Rice University computer scientists have demonstrated artificial intelligence (AI) software that runs on commodity processors and trains deep neural networks 15 times faster than platforms based on graphics processors.
"The cost of training is the actual bottleneck in AI," said Anshumali Shrivastava, an assistant professor of computer science at Rice's Brown School of Engineering. "Companies are spending millions of dollars a week just to train and fine-tune their AI workloads."
Shrivastava and collaborators from Rice and Intel will present research that addresses that bottleneck April 8 at the machine learning systems conference MLSys.
Deep neural networks (DNN) are a powerful form of artificial intelligence that can outperform humans at some tasks. DNN training is typically a series of matrix multiplication operations, an ideal workload for graphics processing units (GPUs), which cost about three times more than general purpose central processing units (CPUs).
"The whole industry is fixated on one kind of improvement — faster matrix multiplications," Shrivastava said. "Everyone is looking at specialized hardware and architectures to push matrix multiplication. People are now even talking about having specialized hardware-software stacks for specific kinds of deep learning. Instead of taking an expensive algorithm and throwing the whole world of system optimization at it, I'm saying, 'Let's revisit the algorithm.'"
Shrivastava's lab did that in 2019, recasting DNN training as a search problem that could be solved with hash tables. Their "sub-linear deep learning engine" (SLIDE) is specifically designed to run on commodity CPUs, and Shrivastava and collaborators from Intel showed it could outperform GPU-based training when they unveiled it at MLSys 2020.
The study they'll present this week at MLSys 2021 explored whether SLIDE's performance could be improved with vectorization and memory optimization accelerators in modern CPUs.

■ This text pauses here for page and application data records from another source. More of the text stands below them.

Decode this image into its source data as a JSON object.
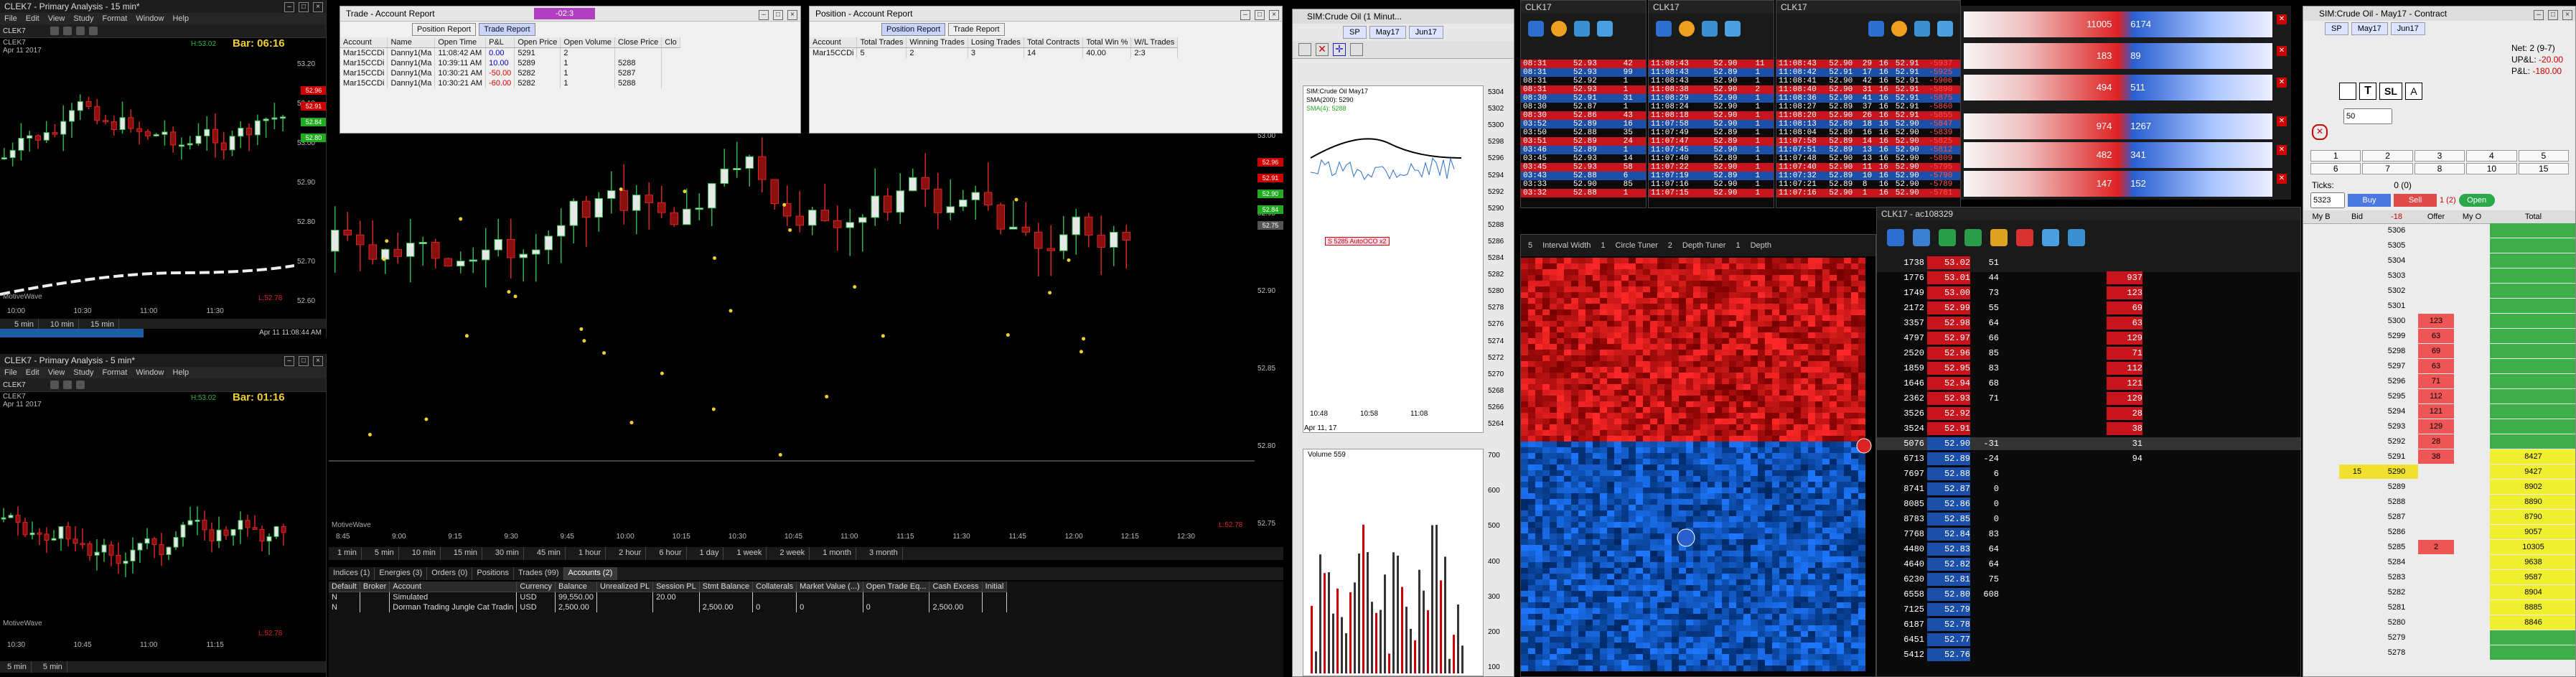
{
  "chart1": {
    "title": "CLEK7 - Primary Analysis - 15 min*",
    "menu": [
      "File",
      "Edit",
      "View",
      "Study",
      "Format",
      "Window",
      "Help"
    ],
    "symbol": "CLEK7",
    "date": "Apr 11 2017",
    "bar_timer": "Bar: 06:16",
    "h_label": "H:53.02",
    "l_label": "L:52.78",
    "x_labels": [
      "10:00",
      "10:30",
      "11:00",
      "11:30"
    ],
    "y_labels": [
      "53.20",
      "53.10",
      "53.00",
      "52.90",
      "52.80",
      "52.70",
      "52.60"
    ],
    "price_tags": [
      {
        "v": "52.96",
        "c": "#c00"
      },
      {
        "v": "52.91",
        "c": "#c00"
      },
      {
        "v": "52.84",
        "c": "#2a2"
      },
      {
        "v": "52.80",
        "c": "#2a2"
      }
    ],
    "watermark": "MotiveWave",
    "status_time": "Apr 11 11:08:44 AM",
    "bottom_tabs": [
      "5 min",
      "10 min",
      "15 min"
    ]
  },
  "chart2": {
    "title": "CLEK7 - Primary Analysis - 5 min*",
    "menu": [
      "File",
      "Edit",
      "View",
      "Study",
      "Format",
      "Window",
      "Help"
    ],
    "symbol": "CLEK7",
    "date": "Apr 11 2017",
    "bar_timer": "Bar: 01:16",
    "h_label": "H:53.02",
    "l_label": "L:52.78",
    "x_labels": [
      "10:30",
      "10:45",
      "11:00",
      "11:15"
    ],
    "watermark": "MotiveWave",
    "bottom_tabs": [
      "5 min",
      "5 min"
    ]
  },
  "main_chart": {
    "watermark": "MotiveWave",
    "l_label": "L:52.78",
    "x_labels": [
      "8:45",
      "9:00",
      "9:15",
      "9:30",
      "9:45",
      "10:00",
      "10:15",
      "10:30",
      "10:45",
      "11:00",
      "11:15",
      "11:30",
      "11:45",
      "12:00",
      "12:15",
      "12:30"
    ],
    "y_labels": [
      "53.00",
      "52.95",
      "52.90",
      "52.85",
      "52.80",
      "52.75"
    ],
    "price_tags": [
      {
        "v": "52.96",
        "c": "#c00"
      },
      {
        "v": "52.91",
        "c": "#c00"
      },
      {
        "v": "52.90",
        "c": "#2a2"
      },
      {
        "v": "52.84",
        "c": "#2a2"
      },
      {
        "v": "52.75",
        "c": "#555"
      }
    ],
    "tf_tabs": [
      "1 min",
      "5 min",
      "10 min",
      "15 min",
      "30 min",
      "45 min",
      "1 hour",
      "2 hour",
      "6 hour",
      "1 day",
      "1 week",
      "2 week",
      "1 month",
      "3 month"
    ],
    "account_tabs": [
      "Indices (1)",
      "Energies (3)",
      "Orders (0)",
      "Positions",
      "Trades (99)",
      "Accounts (2)"
    ],
    "active_tab": "Accounts (2)"
  },
  "accounts_table": {
    "headers": [
      "Default",
      "Broker",
      "Account",
      "Currency",
      "Balance",
      "Unrealized PL",
      "Session PL",
      "Stmt Balance",
      "Collaterals",
      "Market Value (...)",
      "Open Trade Eq...",
      "Cash Excess",
      "Initial"
    ],
    "rows": [
      [
        "N",
        "",
        "Simulated",
        "USD",
        "99,550.00",
        "",
        "20.00",
        "",
        "",
        "",
        "",
        "",
        ""
      ],
      [
        "N",
        "",
        "Dorman Trading Jungle Cat Tradin",
        "USD",
        "2,500.00",
        "",
        "",
        "2,500.00",
        "0",
        "0",
        "0",
        "2,500.00",
        ""
      ]
    ]
  },
  "trade_report": {
    "title": "Trade - Account Report",
    "badge": "-02:3",
    "tabs": [
      "Position Report",
      "Trade Report"
    ],
    "active": "Trade Report",
    "headers": [
      "Account",
      "Name",
      "Open Time",
      "P&L",
      "Open Price",
      "Open Volume",
      "Close Price",
      "Clo"
    ],
    "rows": [
      [
        "Mar15CCDi",
        "Danny1(Ma",
        "11:08:42 AM",
        "0.00",
        "5291",
        "2",
        ""
      ],
      [
        "Mar15CCDi",
        "Danny1(Ma",
        "10:39:11 AM",
        "10.00",
        "5289",
        "1",
        "5288"
      ],
      [
        "Mar15CCDi",
        "Danny1(Ma",
        "10:30:21 AM",
        "-50.00",
        "5282",
        "1",
        "5287"
      ],
      [
        "Mar15CCDi",
        "Danny1(Ma",
        "10:30:21 AM",
        "-60.00",
        "5282",
        "1",
        "5288"
      ]
    ]
  },
  "position_report": {
    "title": "Position - Account Report",
    "tabs": [
      "Position Report",
      "Trade Report"
    ],
    "active": "Position Report",
    "headers": [
      "Account",
      "Total Trades",
      "Winning Trades",
      "Losing Trades",
      "Total Contracts",
      "Total Win %",
      "W/L Trades"
    ],
    "rows": [
      [
        "Mar15CCDi",
        "5",
        "2",
        "3",
        "14",
        "40.00",
        "2:3"
      ]
    ]
  },
  "sim_chart": {
    "title": "SIM:Crude Oil (1 Minut...",
    "symbol": "SIM:Crude Oil May17",
    "sma_label": "SMA(200): 5290",
    "sma2_label": "SMA(4): 5288",
    "order_tag": "S 5285 AutoOCO x2",
    "y_labels": [
      "5304",
      "5302",
      "5300",
      "5298",
      "5296",
      "5294",
      "5292",
      "5290",
      "5288",
      "5286",
      "5284",
      "5282",
      "5280",
      "5278",
      "5276",
      "5274",
      "5272",
      "5270",
      "5268",
      "5266",
      "5264"
    ],
    "x_labels": [
      "10:48",
      "10:58",
      "11:08"
    ],
    "date": "Apr 11, 17",
    "volume_title": "Volume 559",
    "vol_y": [
      "700",
      "600",
      "500",
      "400",
      "300",
      "200",
      "100"
    ],
    "chips": [
      "SP",
      "May17",
      "Jun17"
    ]
  },
  "ts1": {
    "title": "CLK17",
    "rows": [
      [
        "08:31",
        "52.93",
        "42"
      ],
      [
        "08:31",
        "52.93",
        "99"
      ],
      [
        "08:31",
        "52.92",
        "1"
      ],
      [
        "08:31",
        "52.93",
        "1"
      ],
      [
        "08:30",
        "52.91",
        "31"
      ],
      [
        "08:30",
        "52.87",
        "1"
      ],
      [
        "08:30",
        "52.86",
        "43"
      ],
      [
        "03:52",
        "52.89",
        "16"
      ],
      [
        "03:50",
        "52.88",
        "35"
      ],
      [
        "03:51",
        "52.89",
        "24"
      ],
      [
        "03:46",
        "52.89",
        "1"
      ],
      [
        "03:45",
        "52.93",
        "14"
      ],
      [
        "03:45",
        "52.93",
        "58"
      ],
      [
        "03:43",
        "52.88",
        "6"
      ],
      [
        "03:33",
        "52.90",
        "85"
      ],
      [
        "03:32",
        "52.88",
        "1"
      ]
    ]
  },
  "ts2": {
    "title": "CLK17",
    "rows": [
      [
        "11:08:43",
        "52.90",
        "11"
      ],
      [
        "11:08:43",
        "52.89",
        "1"
      ],
      [
        "11:08:43",
        "52.90",
        "1"
      ],
      [
        "11:08:38",
        "52.90",
        "2"
      ],
      [
        "11:08:29",
        "52.90",
        "1"
      ],
      [
        "11:08:24",
        "52.90",
        "1"
      ],
      [
        "11:08:18",
        "52.90",
        "1"
      ],
      [
        "11:07:58",
        "52.90",
        "1"
      ],
      [
        "11:07:49",
        "52.89",
        "1"
      ],
      [
        "11:07:47",
        "52.89",
        "1"
      ],
      [
        "11:07:45",
        "52.90",
        "1"
      ],
      [
        "11:07:40",
        "52.89",
        "1"
      ],
      [
        "11:07:22",
        "52.90",
        "1"
      ],
      [
        "11:07:19",
        "52.89",
        "1"
      ],
      [
        "11:07:16",
        "52.90",
        "1"
      ],
      [
        "11:07:15",
        "52.90",
        "1"
      ]
    ]
  },
  "ts3": {
    "title": "CLK17",
    "rows": [
      [
        "11:08:43",
        "52.90",
        "29",
        "16",
        "52.91",
        "-5937"
      ],
      [
        "11:08:42",
        "52.91",
        "17",
        "16",
        "52.91",
        "-5925"
      ],
      [
        "11:08:41",
        "52.90",
        "42",
        "16",
        "52.91",
        "-5906"
      ],
      [
        "11:08:40",
        "52.90",
        "31",
        "16",
        "52.91",
        "-5890"
      ],
      [
        "11:08:36",
        "52.90",
        "41",
        "16",
        "52.91",
        "-5875"
      ],
      [
        "11:08:27",
        "52.89",
        "37",
        "16",
        "52.91",
        "-5860"
      ],
      [
        "11:08:20",
        "52.90",
        "26",
        "16",
        "52.91",
        "-5855"
      ],
      [
        "11:08:13",
        "52.89",
        "18",
        "16",
        "52.90",
        "-5847"
      ],
      [
        "11:08:04",
        "52.89",
        "16",
        "16",
        "52.90",
        "-5839"
      ],
      [
        "11:07:58",
        "52.89",
        "14",
        "16",
        "52.90",
        "-5825"
      ],
      [
        "11:07:51",
        "52.89",
        "13",
        "16",
        "52.90",
        "-5812"
      ],
      [
        "11:07:48",
        "52.90",
        "13",
        "16",
        "52.90",
        "-5809"
      ],
      [
        "11:07:40",
        "52.90",
        "11",
        "16",
        "52.90",
        "-5795"
      ],
      [
        "11:07:32",
        "52.89",
        "10",
        "16",
        "52.90",
        "-5790"
      ],
      [
        "11:07:21",
        "52.89",
        "8",
        "16",
        "52.90",
        "-5789"
      ],
      [
        "11:07:16",
        "52.90",
        "1",
        "16",
        "52.90",
        "-5781"
      ]
    ]
  },
  "dom_pressure": [
    {
      "left": "11005",
      "right": "6174"
    },
    {
      "left": "183",
      "right": "89"
    },
    {
      "left": "494",
      "right": "511"
    },
    {
      "left": "974",
      "right": "1267"
    },
    {
      "left": "482",
      "right": "341"
    },
    {
      "left": "147",
      "right": "152"
    }
  ],
  "heatmap": {
    "title": "CLK17 - ac108329",
    "toolbar": [
      "5",
      "Interval Width",
      "1",
      "Circle Tuner",
      "2",
      "Depth Tuner",
      "1",
      "Depth"
    ]
  },
  "ladder": {
    "title": "CLK17 - ac108329",
    "rows": [
      [
        "1738",
        "53.02",
        "51",
        "",
        ""
      ],
      [
        "1776",
        "53.01",
        "44",
        "937",
        ""
      ],
      [
        "1749",
        "53.00",
        "73",
        "123",
        ""
      ],
      [
        "2172",
        "52.99",
        "55",
        "69",
        ""
      ],
      [
        "3357",
        "52.98",
        "64",
        "63",
        ""
      ],
      [
        "4797",
        "52.97",
        "66",
        "129",
        ""
      ],
      [
        "2520",
        "52.96",
        "85",
        "71",
        ""
      ],
      [
        "1859",
        "52.95",
        "83",
        "112",
        ""
      ],
      [
        "1646",
        "52.94",
        "68",
        "121",
        ""
      ],
      [
        "2362",
        "52.93",
        "71",
        "129",
        ""
      ],
      [
        "3526",
        "52.92",
        "",
        "28",
        ""
      ],
      [
        "3524",
        "52.91",
        "",
        "38",
        ""
      ],
      [
        "5076",
        "52.90",
        "-31",
        "31",
        ""
      ],
      [
        "6713",
        "52.89",
        "-24",
        "94",
        ""
      ],
      [
        "7697",
        "52.88",
        "6",
        "",
        ""
      ],
      [
        "8741",
        "52.87",
        "0",
        "",
        ""
      ],
      [
        "8085",
        "52.86",
        "0",
        "",
        ""
      ],
      [
        "8783",
        "52.85",
        "0",
        "",
        ""
      ],
      [
        "7768",
        "52.84",
        "83",
        "",
        ""
      ],
      [
        "4480",
        "52.83",
        "64",
        "",
        ""
      ],
      [
        "4640",
        "52.82",
        "64",
        "",
        ""
      ],
      [
        "6230",
        "52.81",
        "75",
        "",
        ""
      ],
      [
        "6558",
        "52.80",
        "608",
        "",
        ""
      ],
      [
        "7125",
        "52.79",
        "",
        "",
        ""
      ],
      [
        "6187",
        "52.78",
        "",
        "",
        ""
      ],
      [
        "6451",
        "52.77",
        "",
        "",
        ""
      ],
      [
        "5412",
        "52.76",
        "",
        "",
        ""
      ]
    ]
  },
  "contract": {
    "title": "SIM:Crude Oil - May17 - Contract",
    "chips": [
      "SP",
      "May17",
      "Jun17"
    ],
    "net_label": "Net:",
    "net_value": "2 (9-7)",
    "upl_label": "UP&L:",
    "upl_value": "-20.00",
    "pl_label": "P&L:",
    "pl_value": "-180.00",
    "qty": "50",
    "ticks_label": "Ticks:",
    "ticks_value": "0 (0)",
    "price_input": "5323",
    "buy_label": "Buy",
    "sell_label": "Sell",
    "sell_count": "1 (2)",
    "open_label": "Open",
    "cols": [
      "My B",
      "Bid",
      "-18",
      "Offer",
      "My O",
      "Total"
    ],
    "qty_buttons": [
      "1",
      "2",
      "3",
      "4",
      "5",
      "6",
      "7",
      "8",
      "10",
      "15"
    ],
    "ladder": [
      [
        "5306",
        "",
        "",
        ""
      ],
      [
        "5305",
        "",
        "",
        ""
      ],
      [
        "5304",
        "",
        "",
        ""
      ],
      [
        "5303",
        "",
        "",
        ""
      ],
      [
        "5302",
        "",
        "",
        ""
      ],
      [
        "5301",
        "",
        "",
        ""
      ],
      [
        "5300",
        "",
        "123",
        ""
      ],
      [
        "5299",
        "",
        "63",
        ""
      ],
      [
        "5298",
        "",
        "69",
        ""
      ],
      [
        "5297",
        "",
        "63",
        ""
      ],
      [
        "5296",
        "",
        "71",
        ""
      ],
      [
        "5295",
        "",
        "112",
        ""
      ],
      [
        "5294",
        "",
        "121",
        ""
      ],
      [
        "5293",
        "",
        "129",
        ""
      ],
      [
        "5292",
        "",
        "28",
        ""
      ],
      [
        "5291",
        "",
        "38",
        "8427"
      ],
      [
        "5290",
        "15",
        "",
        "9427"
      ],
      [
        "5289",
        "",
        "",
        "8902"
      ],
      [
        "5288",
        "",
        "",
        "8890"
      ],
      [
        "5287",
        "",
        "",
        "8790"
      ],
      [
        "5286",
        "",
        "",
        "9057"
      ],
      [
        "5285",
        "",
        "2",
        "10305"
      ],
      [
        "5284",
        "",
        "",
        "9638"
      ],
      [
        "5283",
        "",
        "",
        "9587"
      ],
      [
        "5282",
        "",
        "",
        "8904"
      ],
      [
        "5281",
        "",
        "",
        "8885"
      ],
      [
        "5280",
        "",
        "",
        "8846"
      ],
      [
        "5279",
        "",
        "",
        ""
      ],
      [
        "5278",
        "",
        "",
        ""
      ]
    ]
  },
  "colors": {
    "up": "#2fb34a",
    "down": "#d92424",
    "bg": "#000000",
    "accent": "#3a6fd8"
  }
}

"Hash table-based acceleration already outperforms GPU, but CPUs are also evolving," said study co-author Shabnam Daghaghi, a Rice graduate student. "We leveraged those innovations to take SLIDE even further, showing that if you aren't fixated on matrix multiplications, you can leverage the power in modern CPUs and train AI models four to 15 times faster than the best specialized hardware alternative."
Study co-author Nicholas Meisburger, a Rice undergraduate, said "CPUs are still the most prevalent hardware in computing. The benefits of making them more appealing for AI workloads cannot be understated."
Additional co-authors include Mengnan Zhao of Rice, Sameh Gobriel and Charlie Tai of Intel, and Yong Wu, formerly of Intel and now with Ant Labs.
The research was supported by the National Science Foundation, the Air Force Office of Scientific Research and the Office of Naval Research.